- _Task material_:
- - - -

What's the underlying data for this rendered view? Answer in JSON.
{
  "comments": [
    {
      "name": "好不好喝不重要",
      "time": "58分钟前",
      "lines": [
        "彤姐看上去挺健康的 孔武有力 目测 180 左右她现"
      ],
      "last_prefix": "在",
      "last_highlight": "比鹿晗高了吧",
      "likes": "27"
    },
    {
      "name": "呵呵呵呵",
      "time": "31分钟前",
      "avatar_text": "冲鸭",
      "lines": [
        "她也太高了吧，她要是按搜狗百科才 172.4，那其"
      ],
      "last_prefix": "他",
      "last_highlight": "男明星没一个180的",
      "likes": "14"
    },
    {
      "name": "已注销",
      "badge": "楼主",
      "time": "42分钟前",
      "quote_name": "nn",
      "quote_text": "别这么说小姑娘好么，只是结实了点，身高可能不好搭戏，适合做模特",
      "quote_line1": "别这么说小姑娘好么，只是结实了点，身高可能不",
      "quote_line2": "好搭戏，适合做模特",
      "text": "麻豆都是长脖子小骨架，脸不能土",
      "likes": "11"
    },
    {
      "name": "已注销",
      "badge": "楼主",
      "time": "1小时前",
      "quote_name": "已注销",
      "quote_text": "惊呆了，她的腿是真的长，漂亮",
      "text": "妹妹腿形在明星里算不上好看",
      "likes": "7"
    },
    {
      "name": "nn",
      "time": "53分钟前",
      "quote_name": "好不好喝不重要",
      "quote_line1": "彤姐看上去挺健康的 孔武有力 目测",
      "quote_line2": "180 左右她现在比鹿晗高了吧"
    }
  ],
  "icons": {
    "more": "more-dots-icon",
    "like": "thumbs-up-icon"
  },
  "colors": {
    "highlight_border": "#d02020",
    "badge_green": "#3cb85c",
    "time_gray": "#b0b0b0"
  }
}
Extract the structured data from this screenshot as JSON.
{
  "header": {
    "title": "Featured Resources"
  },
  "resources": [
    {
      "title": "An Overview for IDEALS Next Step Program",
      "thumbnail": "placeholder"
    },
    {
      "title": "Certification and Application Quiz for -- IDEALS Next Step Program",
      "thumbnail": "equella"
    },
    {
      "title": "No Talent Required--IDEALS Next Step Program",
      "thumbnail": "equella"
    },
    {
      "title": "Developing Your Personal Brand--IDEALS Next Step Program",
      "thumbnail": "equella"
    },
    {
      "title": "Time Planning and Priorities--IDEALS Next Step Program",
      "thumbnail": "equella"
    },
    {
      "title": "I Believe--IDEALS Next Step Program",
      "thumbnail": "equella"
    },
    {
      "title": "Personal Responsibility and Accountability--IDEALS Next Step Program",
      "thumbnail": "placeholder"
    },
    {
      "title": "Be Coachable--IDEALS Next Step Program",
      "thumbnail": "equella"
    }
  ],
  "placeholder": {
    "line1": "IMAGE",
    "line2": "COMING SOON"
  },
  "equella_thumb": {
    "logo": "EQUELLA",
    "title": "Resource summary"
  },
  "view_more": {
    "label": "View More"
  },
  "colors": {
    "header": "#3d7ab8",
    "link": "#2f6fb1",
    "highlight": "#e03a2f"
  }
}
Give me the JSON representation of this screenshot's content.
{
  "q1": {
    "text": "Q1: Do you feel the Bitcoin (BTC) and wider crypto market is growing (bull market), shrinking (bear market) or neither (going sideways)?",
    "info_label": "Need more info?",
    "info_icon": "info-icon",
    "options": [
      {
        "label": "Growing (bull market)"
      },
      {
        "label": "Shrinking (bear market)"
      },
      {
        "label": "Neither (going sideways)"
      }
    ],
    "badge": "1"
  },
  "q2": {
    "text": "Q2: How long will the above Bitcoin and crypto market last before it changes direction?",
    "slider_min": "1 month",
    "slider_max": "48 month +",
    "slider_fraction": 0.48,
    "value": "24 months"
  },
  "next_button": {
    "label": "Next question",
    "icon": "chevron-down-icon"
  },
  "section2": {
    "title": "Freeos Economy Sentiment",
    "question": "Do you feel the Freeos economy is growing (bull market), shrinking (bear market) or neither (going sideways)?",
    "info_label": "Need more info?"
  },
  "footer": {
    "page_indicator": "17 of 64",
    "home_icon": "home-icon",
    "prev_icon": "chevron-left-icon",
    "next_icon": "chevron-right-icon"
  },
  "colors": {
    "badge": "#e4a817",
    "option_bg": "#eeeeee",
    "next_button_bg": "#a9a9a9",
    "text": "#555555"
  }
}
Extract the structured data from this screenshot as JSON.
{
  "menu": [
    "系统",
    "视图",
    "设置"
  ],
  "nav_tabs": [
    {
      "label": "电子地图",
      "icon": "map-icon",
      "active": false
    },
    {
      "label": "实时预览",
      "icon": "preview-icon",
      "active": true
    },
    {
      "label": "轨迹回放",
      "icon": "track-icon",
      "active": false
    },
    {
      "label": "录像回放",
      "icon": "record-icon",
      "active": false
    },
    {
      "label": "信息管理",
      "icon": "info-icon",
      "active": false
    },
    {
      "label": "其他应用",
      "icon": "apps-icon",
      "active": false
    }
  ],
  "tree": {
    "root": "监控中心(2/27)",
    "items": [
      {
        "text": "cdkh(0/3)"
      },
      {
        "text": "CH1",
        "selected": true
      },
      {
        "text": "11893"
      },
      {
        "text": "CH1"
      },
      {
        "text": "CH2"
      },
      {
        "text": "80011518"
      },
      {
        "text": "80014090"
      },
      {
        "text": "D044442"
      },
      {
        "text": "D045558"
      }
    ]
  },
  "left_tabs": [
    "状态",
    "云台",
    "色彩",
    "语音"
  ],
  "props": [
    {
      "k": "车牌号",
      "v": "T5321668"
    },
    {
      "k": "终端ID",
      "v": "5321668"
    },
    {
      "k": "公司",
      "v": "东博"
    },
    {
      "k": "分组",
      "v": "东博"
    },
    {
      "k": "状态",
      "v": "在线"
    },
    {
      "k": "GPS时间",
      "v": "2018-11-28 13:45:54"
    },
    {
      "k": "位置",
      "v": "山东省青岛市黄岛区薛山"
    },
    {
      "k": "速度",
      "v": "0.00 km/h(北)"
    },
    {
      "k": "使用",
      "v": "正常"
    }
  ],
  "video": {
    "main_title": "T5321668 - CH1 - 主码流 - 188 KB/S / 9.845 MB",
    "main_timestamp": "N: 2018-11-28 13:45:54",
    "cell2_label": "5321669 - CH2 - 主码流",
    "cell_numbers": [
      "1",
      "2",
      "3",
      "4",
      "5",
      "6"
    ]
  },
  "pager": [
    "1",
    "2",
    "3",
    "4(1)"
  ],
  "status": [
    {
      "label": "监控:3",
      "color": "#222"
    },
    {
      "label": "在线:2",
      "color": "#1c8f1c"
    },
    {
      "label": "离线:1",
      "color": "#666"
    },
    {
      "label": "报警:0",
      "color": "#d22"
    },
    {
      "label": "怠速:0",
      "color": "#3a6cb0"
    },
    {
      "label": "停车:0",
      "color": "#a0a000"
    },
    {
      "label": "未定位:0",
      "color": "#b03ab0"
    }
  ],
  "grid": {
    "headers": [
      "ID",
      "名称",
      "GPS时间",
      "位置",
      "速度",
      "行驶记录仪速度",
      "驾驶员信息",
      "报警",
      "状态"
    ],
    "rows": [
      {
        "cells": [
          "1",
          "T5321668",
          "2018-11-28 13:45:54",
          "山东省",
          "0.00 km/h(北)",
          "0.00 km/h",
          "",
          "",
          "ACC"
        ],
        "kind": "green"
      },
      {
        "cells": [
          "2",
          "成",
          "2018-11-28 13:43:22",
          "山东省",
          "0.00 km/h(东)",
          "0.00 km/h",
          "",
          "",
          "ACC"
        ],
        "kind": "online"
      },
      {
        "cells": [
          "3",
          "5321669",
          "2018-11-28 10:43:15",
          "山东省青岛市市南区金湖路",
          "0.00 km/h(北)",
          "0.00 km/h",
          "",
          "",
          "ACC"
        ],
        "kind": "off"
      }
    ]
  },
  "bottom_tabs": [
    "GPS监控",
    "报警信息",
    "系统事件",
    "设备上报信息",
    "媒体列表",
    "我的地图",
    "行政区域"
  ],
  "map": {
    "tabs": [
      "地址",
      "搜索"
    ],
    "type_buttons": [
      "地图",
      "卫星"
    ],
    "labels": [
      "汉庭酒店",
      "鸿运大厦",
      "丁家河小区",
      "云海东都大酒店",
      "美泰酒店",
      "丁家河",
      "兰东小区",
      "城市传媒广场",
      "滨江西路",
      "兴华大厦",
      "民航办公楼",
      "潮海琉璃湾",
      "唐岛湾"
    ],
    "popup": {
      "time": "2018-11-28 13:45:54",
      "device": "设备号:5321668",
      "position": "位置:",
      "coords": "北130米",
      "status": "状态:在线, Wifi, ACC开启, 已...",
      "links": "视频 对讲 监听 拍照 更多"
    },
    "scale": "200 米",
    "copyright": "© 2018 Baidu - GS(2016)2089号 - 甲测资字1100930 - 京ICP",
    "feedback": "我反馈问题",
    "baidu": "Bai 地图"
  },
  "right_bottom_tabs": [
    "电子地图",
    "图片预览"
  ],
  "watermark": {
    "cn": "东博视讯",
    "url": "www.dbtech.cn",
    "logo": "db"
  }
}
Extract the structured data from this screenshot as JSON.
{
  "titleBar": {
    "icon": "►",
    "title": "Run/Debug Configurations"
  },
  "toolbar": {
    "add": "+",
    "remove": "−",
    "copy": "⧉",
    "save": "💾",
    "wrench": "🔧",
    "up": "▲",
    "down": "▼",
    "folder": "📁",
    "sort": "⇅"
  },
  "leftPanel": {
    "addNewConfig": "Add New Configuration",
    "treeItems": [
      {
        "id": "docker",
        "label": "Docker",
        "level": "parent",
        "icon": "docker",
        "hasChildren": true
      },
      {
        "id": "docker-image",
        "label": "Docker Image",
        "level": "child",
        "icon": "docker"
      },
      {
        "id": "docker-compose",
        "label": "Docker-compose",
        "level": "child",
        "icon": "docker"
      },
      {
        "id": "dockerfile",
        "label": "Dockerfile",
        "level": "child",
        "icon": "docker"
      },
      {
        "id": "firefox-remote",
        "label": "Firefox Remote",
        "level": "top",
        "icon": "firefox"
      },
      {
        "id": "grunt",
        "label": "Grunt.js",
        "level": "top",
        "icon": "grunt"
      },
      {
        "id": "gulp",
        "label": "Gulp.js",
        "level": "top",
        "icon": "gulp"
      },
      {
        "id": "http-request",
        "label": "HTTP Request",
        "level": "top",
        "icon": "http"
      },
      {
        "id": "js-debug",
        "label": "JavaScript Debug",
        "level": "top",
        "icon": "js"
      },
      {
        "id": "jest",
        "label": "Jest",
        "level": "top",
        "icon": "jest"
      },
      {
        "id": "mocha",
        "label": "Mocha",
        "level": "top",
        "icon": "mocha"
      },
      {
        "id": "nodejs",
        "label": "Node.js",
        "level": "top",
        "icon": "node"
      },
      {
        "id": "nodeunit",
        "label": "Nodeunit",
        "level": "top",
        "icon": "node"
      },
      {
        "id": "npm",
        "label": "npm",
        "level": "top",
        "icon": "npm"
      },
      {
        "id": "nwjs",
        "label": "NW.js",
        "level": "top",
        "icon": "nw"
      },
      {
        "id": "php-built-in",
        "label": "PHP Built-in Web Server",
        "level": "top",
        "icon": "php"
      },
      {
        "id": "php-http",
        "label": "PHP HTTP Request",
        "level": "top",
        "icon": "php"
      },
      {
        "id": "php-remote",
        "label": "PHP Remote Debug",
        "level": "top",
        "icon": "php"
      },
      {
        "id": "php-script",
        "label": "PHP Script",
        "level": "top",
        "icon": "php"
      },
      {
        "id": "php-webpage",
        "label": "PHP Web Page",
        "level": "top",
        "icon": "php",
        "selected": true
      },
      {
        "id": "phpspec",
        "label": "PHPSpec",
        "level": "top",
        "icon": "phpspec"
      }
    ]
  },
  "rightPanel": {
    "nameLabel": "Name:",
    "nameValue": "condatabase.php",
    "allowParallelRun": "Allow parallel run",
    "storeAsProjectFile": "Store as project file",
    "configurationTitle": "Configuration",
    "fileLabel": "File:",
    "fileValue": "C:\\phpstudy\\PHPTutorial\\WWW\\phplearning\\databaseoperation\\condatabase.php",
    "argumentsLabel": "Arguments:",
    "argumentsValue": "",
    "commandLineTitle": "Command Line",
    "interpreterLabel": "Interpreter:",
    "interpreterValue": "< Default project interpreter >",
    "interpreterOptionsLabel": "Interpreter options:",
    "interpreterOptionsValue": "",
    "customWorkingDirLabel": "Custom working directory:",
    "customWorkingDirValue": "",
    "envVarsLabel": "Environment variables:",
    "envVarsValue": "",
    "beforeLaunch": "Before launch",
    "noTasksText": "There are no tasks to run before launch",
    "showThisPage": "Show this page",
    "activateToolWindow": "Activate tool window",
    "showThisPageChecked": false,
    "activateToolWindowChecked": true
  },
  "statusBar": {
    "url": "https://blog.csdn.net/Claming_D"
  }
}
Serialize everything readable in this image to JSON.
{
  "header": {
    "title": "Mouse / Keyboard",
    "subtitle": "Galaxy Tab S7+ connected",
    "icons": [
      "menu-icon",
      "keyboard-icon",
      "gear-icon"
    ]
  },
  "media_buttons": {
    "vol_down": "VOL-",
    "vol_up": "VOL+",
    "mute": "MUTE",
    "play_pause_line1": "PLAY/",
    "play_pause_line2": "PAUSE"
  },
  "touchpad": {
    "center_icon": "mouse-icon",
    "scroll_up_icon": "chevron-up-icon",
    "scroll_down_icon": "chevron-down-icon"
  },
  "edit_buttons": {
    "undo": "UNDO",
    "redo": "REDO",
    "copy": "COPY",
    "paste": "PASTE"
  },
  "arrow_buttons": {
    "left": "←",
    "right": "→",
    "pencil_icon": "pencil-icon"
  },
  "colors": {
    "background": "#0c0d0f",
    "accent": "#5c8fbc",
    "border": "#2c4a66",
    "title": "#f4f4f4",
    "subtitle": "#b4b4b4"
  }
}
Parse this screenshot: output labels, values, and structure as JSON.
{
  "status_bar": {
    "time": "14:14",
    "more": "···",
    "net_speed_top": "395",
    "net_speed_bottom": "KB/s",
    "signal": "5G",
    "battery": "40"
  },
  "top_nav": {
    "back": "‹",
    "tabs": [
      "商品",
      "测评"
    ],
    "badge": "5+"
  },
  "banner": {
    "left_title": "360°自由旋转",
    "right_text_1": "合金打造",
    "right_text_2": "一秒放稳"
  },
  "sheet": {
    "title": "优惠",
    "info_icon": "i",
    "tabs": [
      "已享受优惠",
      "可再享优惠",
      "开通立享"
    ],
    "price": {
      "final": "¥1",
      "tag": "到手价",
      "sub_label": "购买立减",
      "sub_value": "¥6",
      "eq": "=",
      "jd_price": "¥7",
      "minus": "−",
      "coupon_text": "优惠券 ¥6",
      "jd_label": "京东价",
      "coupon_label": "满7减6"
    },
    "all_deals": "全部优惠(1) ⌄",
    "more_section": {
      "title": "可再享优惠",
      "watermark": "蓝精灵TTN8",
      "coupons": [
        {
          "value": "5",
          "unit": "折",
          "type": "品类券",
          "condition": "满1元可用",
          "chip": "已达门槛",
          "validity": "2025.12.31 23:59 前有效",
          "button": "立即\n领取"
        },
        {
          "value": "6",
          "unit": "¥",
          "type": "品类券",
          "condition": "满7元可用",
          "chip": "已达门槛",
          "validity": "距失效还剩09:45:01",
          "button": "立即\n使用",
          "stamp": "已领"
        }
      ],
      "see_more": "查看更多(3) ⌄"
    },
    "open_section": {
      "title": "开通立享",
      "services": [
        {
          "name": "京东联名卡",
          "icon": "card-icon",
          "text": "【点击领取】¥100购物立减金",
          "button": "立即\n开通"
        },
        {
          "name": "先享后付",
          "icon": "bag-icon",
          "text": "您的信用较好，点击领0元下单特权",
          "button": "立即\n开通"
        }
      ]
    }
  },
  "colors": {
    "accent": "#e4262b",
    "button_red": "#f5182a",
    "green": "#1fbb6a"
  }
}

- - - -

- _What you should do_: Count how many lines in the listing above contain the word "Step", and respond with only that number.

- _Result below_: 8